Birds, Birds, Birds


Chickadee: ISO 400, 150mm, f/8, 1/180

The last few days our backyard has been like an international airport. Bird traffic has been heavy. Spring is here and the birds are busy with mating, nesting and training the young.

Monday night I was feeding our pet turtle and noticed through the window a flock of waxwings in our trees. I had been waiting all winter for the waxwings to feed on the berries of the mountain ash high above our crab apple tree. They never came. When I finished feeding the turtle I grabbed the cameras and went outside to watch the birds. It was a rewarding night.

The Robins were out.
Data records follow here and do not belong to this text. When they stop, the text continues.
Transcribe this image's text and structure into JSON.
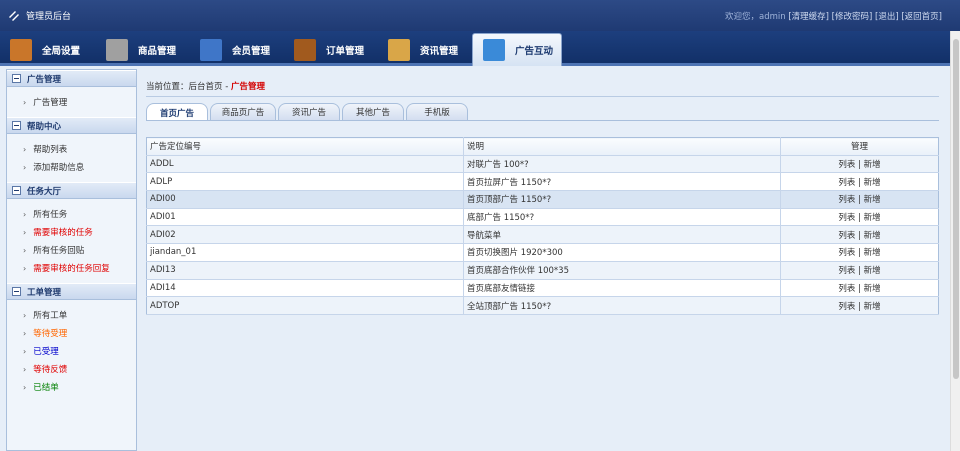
{
  "app": {
    "title": "管理员后台"
  },
  "toplinks": {
    "welcome": "欢迎您，admin",
    "clear_cache": "[清理缓存]",
    "change_pwd": "[修改密码]",
    "logout": "[退出]",
    "home": "[返回首页]"
  },
  "nav": {
    "tabs": [
      {
        "label": "全局设置",
        "icon": "house-icon",
        "color": "#c9762a"
      },
      {
        "label": "商品管理",
        "icon": "product-icon",
        "color": "#a0a0a0"
      },
      {
        "label": "会员管理",
        "icon": "member-card-icon",
        "color": "#3f76c8"
      },
      {
        "label": "订单管理",
        "icon": "briefcase-icon",
        "color": "#a15a1e"
      },
      {
        "label": "资讯管理",
        "icon": "folder-icon",
        "color": "#d9a648"
      },
      {
        "label": "广告互动",
        "icon": "window-icon",
        "color": "#3a8ad8"
      }
    ]
  },
  "sidebar": {
    "sections": [
      {
        "title": "广告管理",
        "items": [
          {
            "label": "广告管理",
            "color": "#333333"
          }
        ]
      },
      {
        "title": "帮助中心",
        "items": [
          {
            "label": "帮助列表",
            "color": "#333333"
          },
          {
            "label": "添加帮助信息",
            "color": "#333333"
          }
        ]
      },
      {
        "title": "任务大厅",
        "items": [
          {
            "label": "所有任务",
            "color": "#333333"
          },
          {
            "label": "需要审核的任务",
            "color": "#e00000"
          },
          {
            "label": "所有任务回贴",
            "color": "#333333"
          },
          {
            "label": "需要审核的任务回复",
            "color": "#e00000"
          }
        ]
      },
      {
        "title": "工单管理",
        "items": [
          {
            "label": "所有工单",
            "color": "#333333"
          },
          {
            "label": "等待受理",
            "color": "#ff6600"
          },
          {
            "label": "已受理",
            "color": "#0000cc"
          },
          {
            "label": "等待反馈",
            "color": "#e00000"
          },
          {
            "label": "已结单",
            "color": "#008000"
          }
        ]
      }
    ]
  },
  "breadcrumb": {
    "prefix": "当前位置：后台首页 - ",
    "current": "广告管理"
  },
  "subtabs": [
    "首页广告",
    "商品页广告",
    "资讯广告",
    "其他广告",
    "手机版"
  ],
  "table": {
    "headers": [
      "广告定位编号",
      "说明",
      "管理"
    ],
    "rows": [
      [
        "ADDL",
        "对联广告 100*?"
      ],
      [
        "ADLP",
        "首页拉屏广告 1150*?"
      ],
      [
        "ADI00",
        "首页顶部广告 1150*?"
      ],
      [
        "ADI01",
        "底部广告 1150*?"
      ],
      [
        "ADI02",
        "导航菜单"
      ],
      [
        "jiandan_01",
        "首页切换图片 1920*300"
      ],
      [
        "ADI13",
        "首页底部合作伙伴 100*35"
      ],
      [
        "ADI14",
        "首页底部友情链接"
      ],
      [
        "ADTOP",
        "全站顶部广告 1150*?"
      ]
    ],
    "action_list": "列表",
    "action_sep": " | ",
    "action_add": "新增"
  }
}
I didn't manage to get a picture because they hid high on the mountain ash waiting til I departed.

The above photo is of a baby chickadee. He did more hoping from branch to branch than actual flying. Just like the baby wren from last summer, the chickadee hid in the thick brush. It was hard to get a clear shot through the many branches even though I was able to get close.


House Finch: ISO 400, 400mm, f/8, 1/250

The above photo is a House Finch. The birds have been feasting on our blooming shrubs. We are worried that they will all be eaten before they bloom.


Cedar Waxing: ISO 400, 260mm, f/8, 1/500

This is the reason why I ventured out. These waxwings travel in flocks. They come and go real fast. This one is on the look out in the mountain ash. Shortly after this photo this bird flew off with the flock to feed and play elsewhere.